Advent wreaths are used to mark the passage of the season./Micha L. Rieser - Wikipedia

Spokane Churches Find Ways To Celebrate Advent Virtually Due To COVID Restrictions

Share this story!
  • 7
  • 2
  •  
  •  
  •  
  •  
  •  
  •  
  •  
  •  
  •  
    9
    Shares

Spokane Churches Find Ways To Celebrate Advent Virtually Due To COVID Restrictions

By Matthew Kincanon

Even though the recent surge in COVID cases has resulted in further restrictions and social distancing during the holidays, churches throughout Spokane are finding the means to celebrate Advent and support each other while keeping at a safe distance.

Andrea “Andy” CastroLang, senior pastor at Westminster United Church of Christ, said that she and members of the church will be engaging in activities through ZOOM. Whether it’s wreath-making, baking cookies, having a slideshow Christmas pageant or the youth group making cards for the elderly, members of the church will still be able to connect throughout these troubled times. Not just in Spokane, but across the country as well with friends and members in Montana, Washington D.C., Colorado and Arizona thanks to reconnections made through the application.

Andy CastroLang

She described Advent as a traditional season of joyfully anticipating the birth of Christ. She said the current restrictions make people understand waiting in a whole new way. Similar to scriptural stories of waiting for the Kingdom of God, people are not where they hope or want to be and so they have to live in anticipation, hope and frustration for when they can be at church together again.

With that strained patience and people not being where they want to be, she said that it is important they recognize themselves in the stories of Scripture, trusting God knows what’s going on even when they don’t, and be willing to take one step in front of the other with humility and patience.

“We don’t know how much longer this [pandemic] is gonna’ be and we have to just get through each day with the humble ability to wait and to go through each day,” she said. 

Despite the circumstances, they are doing their best to stay connected and sustain that joyful spirit and others are figuring out how to maintain the family part of Christmas and help one another when they can’t be together.

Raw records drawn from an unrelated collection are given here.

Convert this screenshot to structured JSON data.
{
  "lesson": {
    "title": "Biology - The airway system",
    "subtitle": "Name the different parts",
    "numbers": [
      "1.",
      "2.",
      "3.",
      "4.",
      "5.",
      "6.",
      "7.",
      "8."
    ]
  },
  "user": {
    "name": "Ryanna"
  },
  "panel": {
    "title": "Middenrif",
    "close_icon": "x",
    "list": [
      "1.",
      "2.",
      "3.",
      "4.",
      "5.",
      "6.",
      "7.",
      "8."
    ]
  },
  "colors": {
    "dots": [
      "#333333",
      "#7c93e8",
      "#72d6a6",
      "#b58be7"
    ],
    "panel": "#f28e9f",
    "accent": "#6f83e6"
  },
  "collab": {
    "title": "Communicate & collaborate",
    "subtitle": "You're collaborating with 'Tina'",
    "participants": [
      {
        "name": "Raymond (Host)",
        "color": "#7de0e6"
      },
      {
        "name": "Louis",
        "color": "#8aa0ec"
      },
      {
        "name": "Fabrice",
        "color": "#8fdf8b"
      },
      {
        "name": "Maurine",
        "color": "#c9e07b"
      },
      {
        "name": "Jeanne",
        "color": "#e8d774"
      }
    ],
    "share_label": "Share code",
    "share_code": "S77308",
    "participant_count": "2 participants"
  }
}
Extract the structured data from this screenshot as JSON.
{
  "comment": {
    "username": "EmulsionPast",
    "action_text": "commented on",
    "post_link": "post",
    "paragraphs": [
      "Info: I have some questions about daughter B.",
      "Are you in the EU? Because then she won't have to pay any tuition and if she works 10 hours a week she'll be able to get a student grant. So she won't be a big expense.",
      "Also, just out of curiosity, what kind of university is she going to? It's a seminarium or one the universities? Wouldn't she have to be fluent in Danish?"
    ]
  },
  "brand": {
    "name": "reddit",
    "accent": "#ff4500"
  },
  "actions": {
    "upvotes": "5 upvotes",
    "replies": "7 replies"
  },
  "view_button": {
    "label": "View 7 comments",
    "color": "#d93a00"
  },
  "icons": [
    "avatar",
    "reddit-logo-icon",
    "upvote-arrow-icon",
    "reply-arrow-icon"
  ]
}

ZOOM has been a helpful tool during the pandemic where usual face-to-face activities are now being done from computer screens. CastroLang said that members will be making Advent wreaths, baking cookies, worshipping and lighting their Advent candles together virtually from their homes, allowing them to continue traditions that normally took place at church.

With cookie exchanges, in particular, members get together on ZOOM, talk about the cookies they are baking and leave prepackaged ones at the church for others to pick-up so they don’t have to be in close contact with each other.

“It’s true something is missing, but, intentionally, we’re trying to see how we can continue to do the things that matter,” she said.

COVID or no COVID, CastroLang described how Christmas is also a time of sadness and not the Norman Rockwell story for all people where some have to find ways to care for themselves, meaningful rituals and a family of choice. Add the millions of Americans who are unemployed and at-risk of losing their homes, it makes this season especially hard.

It is because of this that folks at Westminster are trying to figure out how to help and support each other. Whether it’s helping buy presents and other forms of assistance, she said that this pandemic has made people talk to each other more.

“It’s not just because Christmas traditions matter, but this year especially, any way we can make one another smile, any way we can make someone’s loneliness less intense, we’re working on that this year,” CastroLang said. “Every way we can find to encourage each other, to support each other, to say I remember you and I see you when we can’t touch each other or be in the same space together. We’re very intentional about feeding each other’s souls.”

She added that the church is not a building, it is the people.

Other online Advent activities that will happen include “Black Madonna Friday Online Fun + Faith Playshop” hosted by Creators’ Table at West Central Abbey, which has been rescheduled for Jan. 9, 2021. The full day online retreat will teach about the Black Madonna and attendees will spend time at home creating a mixed media icon to pray with during Advent.

Also, Nick Damascus, associate staff at Union Gospel Mission, said that he and members of the Orthodox church are engaging in a counter-culture activity known as the 40 day Advent fast. During this, they fast for 40 days before Dec. 25, while examining the Scriptures, and enjoy feasting after the Nativity (Christmas). The fast began for Eastern Orthodox on Nov. 15 while Oriental Orthodox started on Nov. 25 (according to the Coptic calendar).

About Matthew Kincanon

Matthew Kincanon is a journalist with a journalism and political science degree from Gonzaga University. His journalism experience includes the Gonzaga Bulletin, The Spokesman-Review, and now SpokaneFāVS. He said he is excited to be a freelancer at SpokaneFāVS because, as a Spokane native, he wants to learn more about the various religious communities and cultures in his hometown.

View All Posts

Check Also

United Methodist pastor’s podcast ‘Cross Over Q’ challenges QAnon, comforts its victims

In the first episode of his podcast, Vicar Derek Kubilus describes QAnon as ‘the most violent and dangerous Christian heresy to come along this century.’

Leave a Reply

Your email address will not be published. Required fields are marked *